For our first full day in San Juan we had booked a cooking class in Isla Verde to learn some of the secrets of Puerto Rican cuisine. That in and of itself was something to look forward to. Then we showed up to the open air kitchen where our class was to take place. This was a kitchen with a serious view of the beach and the Atlantic Ocean:
Pretty nice eh? The view the other way wasn’t too shabby either:
The kitchen was part of a rooftop restaurant/club in a hotel which added to the experience with tropical breezes blowing through on a hot, muggy day. After about 15 minutes relaxing and taking in the views, Kathy, our chef/host was ready for us. Here was my kitchen station set up. You will note that I took the spot closest to the Bacardi bottle:
To kick things off, we made guava mojitos. I’ve made a few mojitos in my day, but still picked up a few neat tricks and tips that I’ll need to practice extensively back here at home. Here’s my refreshing drink:
One of the real highlights of the class was learning about sofrito, the base of so much Puerto Rican cooking. Kathy led us through making a sofrito for our dishes and in the process told us about a host of variations and preparation techniques. In chopping up a variety of chiles and peppers, cilantro, culantro, parsley and onions, we also picked up some new knife skills. Our sofrito turned our really well:
Up next were the preparations for our tostones. The main dish we were making was tostones rellenos with chicken and shrimp in a creole sauce. Here we are learning the (more difficult than it looked) skill of peeling a plantain:
After peeling the plantains, we cut them up, deep fried them, mashed them and formed them into these bowls before deep frying them again.

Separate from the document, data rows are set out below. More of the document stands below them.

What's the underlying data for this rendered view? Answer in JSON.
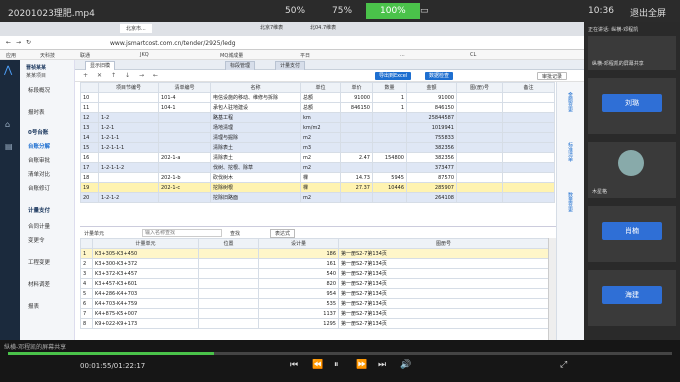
{
  "player": {
    "filename": "20201023理肥.mp4",
    "speed_options": [
      "50%",
      "75%",
      "100%"
    ],
    "time_of_day": "10:36",
    "exit_fullscreen": "退出全屏",
    "timeline": "00:01:55/01:22:17",
    "progress_fraction": 0.31
  },
  "browser": {
    "url": "www.jsmartcost.com.cn/tender/2925/ledg",
    "tabs": [
      "北京市...",
      "北京7维表",
      "北04.7维表"
    ],
    "bookmarks": [
      "应用",
      "天科技",
      "联通",
      "JKQ",
      "MQ城成量",
      "平日",
      "...",
      "CL"
    ]
  },
  "app": {
    "title": "晋祯某某",
    "subtitle": "某某项目",
    "nav": [
      {
        "label": "标段概况",
        "type": "item"
      },
      {
        "label": "报时表",
        "type": "item"
      },
      {
        "label": "0号台账",
        "type": "section"
      },
      {
        "label": "台账分解",
        "type": "active"
      },
      {
        "label": "台账审批",
        "type": "item"
      },
      {
        "label": "清单对比",
        "type": "item"
      },
      {
        "label": "台账修订",
        "type": "item"
      },
      {
        "label": "计量支付",
        "type": "section"
      },
      {
        "label": "合同计量",
        "type": "item"
      },
      {
        "label": "变更令",
        "type": "item"
      },
      {
        "label": "工程变更",
        "type": "item"
      },
      {
        "label": "材料调差",
        "type": "item"
      },
      {
        "label": "报表",
        "type": "item"
      }
    ],
    "tabs": [
      "显示旧模",
      "标段管理",
      "计量支付"
    ],
    "toolbar": [
      "导出到Excel",
      "数据检查",
      "审批记录"
    ],
    "grid1": {
      "headers": [
        "",
        "项目节编号",
        "清单编号",
        "名称",
        "单位",
        "单价",
        "数量",
        "金额",
        "图(册)号",
        "备注"
      ],
      "rows": [
        {
          "n": "10",
          "code": "",
          "bill": "101-4",
          "name": "电信设施的移动、维修与拆除",
          "unit": "总额",
          "price": "91000",
          "qty": "1",
          "amt": "91000",
          "cls": ""
        },
        {
          "n": "11",
          "code": "",
          "bill": "104-1",
          "name": "承包人驻地建设",
          "unit": "总额",
          "price": "846150",
          "qty": "1",
          "amt": "846150",
          "cls": ""
        },
        {
          "n": "12",
          "code": "1-2",
          "bill": "",
          "name": "路基工程",
          "unit": "km",
          "price": "",
          "qty": "",
          "amt": "25844587",
          "cls": "hl"
        },
        {
          "n": "13",
          "code": "1-2-1",
          "bill": "",
          "name": "场地清理",
          "unit": "km/m2",
          "price": "",
          "qty": "",
          "amt": "1019941",
          "cls": "hl"
        },
        {
          "n": "14",
          "code": "1-2-1-1",
          "bill": "",
          "name": "清理与掘除",
          "unit": "m2",
          "price": "",
          "qty": "",
          "amt": "755833",
          "cls": "hl"
        },
        {
          "n": "15",
          "code": "1-2-1-1-1",
          "bill": "",
          "name": "清除表土",
          "unit": "m3",
          "price": "",
          "qty": "",
          "amt": "382356",
          "cls": "hl"
        },
        {
          "n": "16",
          "code": "",
          "bill": "202-1-a",
          "name": "清除表土",
          "unit": "m2",
          "price": "2.47",
          "qty": "154800",
          "amt": "382356",
          "cls": ""
        },
        {
          "n": "17",
          "code": "1-2-1-1-2",
          "bill": "",
          "name": "伐树、挖根、除草",
          "unit": "m2",
          "price": "",
          "qty": "",
          "amt": "373477",
          "cls": "hl"
        },
        {
          "n": "18",
          "code": "",
          "bill": "202-1-b",
          "name": "砍伐树木",
          "unit": "棵",
          "price": "14.73",
          "qty": "5945",
          "amt": "87570",
          "cls": ""
        },
        {
          "n": "19",
          "code": "",
          "bill": "202-1-c",
          "name": "挖除树根",
          "unit": "棵",
          "price": "27.37",
          "qty": "10446",
          "amt": "285907",
          "cls": "seltop"
        },
        {
          "n": "20",
          "code": "1-2-1-2",
          "bill": "",
          "name": "挖除旧路面",
          "unit": "m2",
          "price": "",
          "qty": "",
          "amt": "264108",
          "cls": "hl"
        }
      ]
    },
    "grid2": {
      "toolbar_label": "计量单元",
      "placeholder": "输入名称查找",
      "find_label": "查找",
      "expr_label": "表达式",
      "headers": [
        "",
        "计量单元",
        "位置",
        "设计量",
        "图册号"
      ],
      "rows": [
        {
          "n": "1",
          "unit": "K3+305-K3+450",
          "pos": "",
          "qty": "186",
          "book": "第一册S2-7第134页",
          "cls": "sel"
        },
        {
          "n": "2",
          "unit": "K3+300-K3+372",
          "pos": "",
          "qty": "161",
          "book": "第一册S2-7第134页",
          "cls": ""
        },
        {
          "n": "3",
          "unit": "K3+372-K3+457",
          "pos": "",
          "qty": "540",
          "book": "第一册S2-7第134页",
          "cls": ""
        },
        {
          "n": "4",
          "unit": "K3+457-K3+601",
          "pos": "",
          "qty": "820",
          "book": "第一册S2-7第134页",
          "cls": ""
        },
        {
          "n": "5",
          "unit": "K4+286-K4+703",
          "pos": "",
          "qty": "954",
          "book": "第一册S2-7第134页",
          "cls": ""
        },
        {
          "n": "6",
          "unit": "K4+703-K4+759",
          "pos": "",
          "qty": "535",
          "book": "第一册S2-7第134页",
          "cls": ""
        },
        {
          "n": "7",
          "unit": "K4+875-K5+007",
          "pos": "",
          "qty": "1137",
          "book": "第一册S2-7第134页",
          "cls": ""
        },
        {
          "n": "8",
          "unit": "K9+022-K9+173",
          "pos": "",
          "qty": "1295",
          "book": "第一册S2-7第134页",
          "cls": ""
        }
      ]
    },
    "right_strip": [
      "金额变更",
      "标准清单",
      "数量变更"
    ]
  },
  "meeting": {
    "speaker": "正在讲话: 纵横-邓程凯",
    "participants": [
      "纵横-邓程凯的屏幕共享",
      "刘璐",
      "木星格",
      "肖楠",
      "海建"
    ],
    "share_caption": "纵横-邓程凯的屏幕共享"
  }
}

Perhaps not coincidentally, this was around the point where I fell head over heels in love with Puerto Rican cuisine:
Even though the double deep dried plantains would have been delicious on their own (and I may know that from sneaking bits from around the edges when no one was looking), we needed to make something to go in them. We prepared chicken and shrimp in a creole sauce (peppers, tomatoes, wine spices, the sofrito). Here it is cooking away on the stove:
And it all came together in a beautiful way, accompanied by a tossed salad with a guava vinaigrette (one of the tostones is missing from my plate as I couldn’t resist sampling before taking a photo):
These were so delicious and I wished I could have finished everything, but there was so much food. We also made a custard for a flan, but because of how long it would take for things to chill and set, we got to finish off the meal with a flan that had been prepared the day before.
This was an awesome way to spend our first full morning/afternoon in San Juan and we learned so much from Kathy. It also made me wonder where deep fried plantains have been all my life until now.